### PROBLEM STATEMENT
Each line below with the word "arrow" needs to be copied.

Records drawn from a dataset:
Content starts

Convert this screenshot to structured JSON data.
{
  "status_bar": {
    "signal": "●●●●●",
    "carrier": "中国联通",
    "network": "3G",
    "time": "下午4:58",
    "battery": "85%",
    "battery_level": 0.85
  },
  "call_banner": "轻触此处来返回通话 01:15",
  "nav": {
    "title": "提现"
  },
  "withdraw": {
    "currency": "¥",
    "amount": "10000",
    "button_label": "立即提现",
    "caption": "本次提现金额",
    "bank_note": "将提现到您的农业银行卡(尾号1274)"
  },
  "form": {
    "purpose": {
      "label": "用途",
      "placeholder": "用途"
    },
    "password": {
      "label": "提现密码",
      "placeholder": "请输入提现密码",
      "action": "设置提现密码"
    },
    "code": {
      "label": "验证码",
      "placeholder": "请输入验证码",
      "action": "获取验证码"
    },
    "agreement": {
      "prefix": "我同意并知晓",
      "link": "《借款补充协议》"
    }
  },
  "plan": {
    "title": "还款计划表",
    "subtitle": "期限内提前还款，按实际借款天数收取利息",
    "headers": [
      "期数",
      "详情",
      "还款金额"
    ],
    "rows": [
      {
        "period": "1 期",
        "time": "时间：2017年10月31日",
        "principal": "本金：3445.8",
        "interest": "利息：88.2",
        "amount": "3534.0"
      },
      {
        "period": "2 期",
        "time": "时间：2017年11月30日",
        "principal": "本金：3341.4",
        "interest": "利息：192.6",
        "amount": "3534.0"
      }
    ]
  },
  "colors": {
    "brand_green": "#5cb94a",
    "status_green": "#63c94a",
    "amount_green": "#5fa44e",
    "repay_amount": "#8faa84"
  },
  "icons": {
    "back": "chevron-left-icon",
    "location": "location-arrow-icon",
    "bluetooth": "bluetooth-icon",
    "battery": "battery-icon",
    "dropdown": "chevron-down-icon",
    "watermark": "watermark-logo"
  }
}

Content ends
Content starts

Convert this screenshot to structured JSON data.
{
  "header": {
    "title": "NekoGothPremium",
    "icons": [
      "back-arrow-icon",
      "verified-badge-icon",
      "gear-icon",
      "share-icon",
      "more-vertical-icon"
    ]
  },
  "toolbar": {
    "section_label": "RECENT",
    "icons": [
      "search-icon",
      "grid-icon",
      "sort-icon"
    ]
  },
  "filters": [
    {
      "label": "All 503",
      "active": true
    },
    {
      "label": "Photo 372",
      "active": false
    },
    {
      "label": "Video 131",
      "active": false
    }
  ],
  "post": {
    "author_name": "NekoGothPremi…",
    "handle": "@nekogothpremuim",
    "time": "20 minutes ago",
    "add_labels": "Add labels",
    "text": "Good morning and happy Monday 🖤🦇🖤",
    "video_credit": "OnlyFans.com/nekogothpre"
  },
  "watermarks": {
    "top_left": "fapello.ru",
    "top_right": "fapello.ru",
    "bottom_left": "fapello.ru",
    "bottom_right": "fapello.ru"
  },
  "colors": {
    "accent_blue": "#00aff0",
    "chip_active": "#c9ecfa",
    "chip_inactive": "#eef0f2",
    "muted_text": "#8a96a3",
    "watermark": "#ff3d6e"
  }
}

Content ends

### WRITTEN ANSWER
    "location": "location-arrow-icon",
      "back-arrow-icon",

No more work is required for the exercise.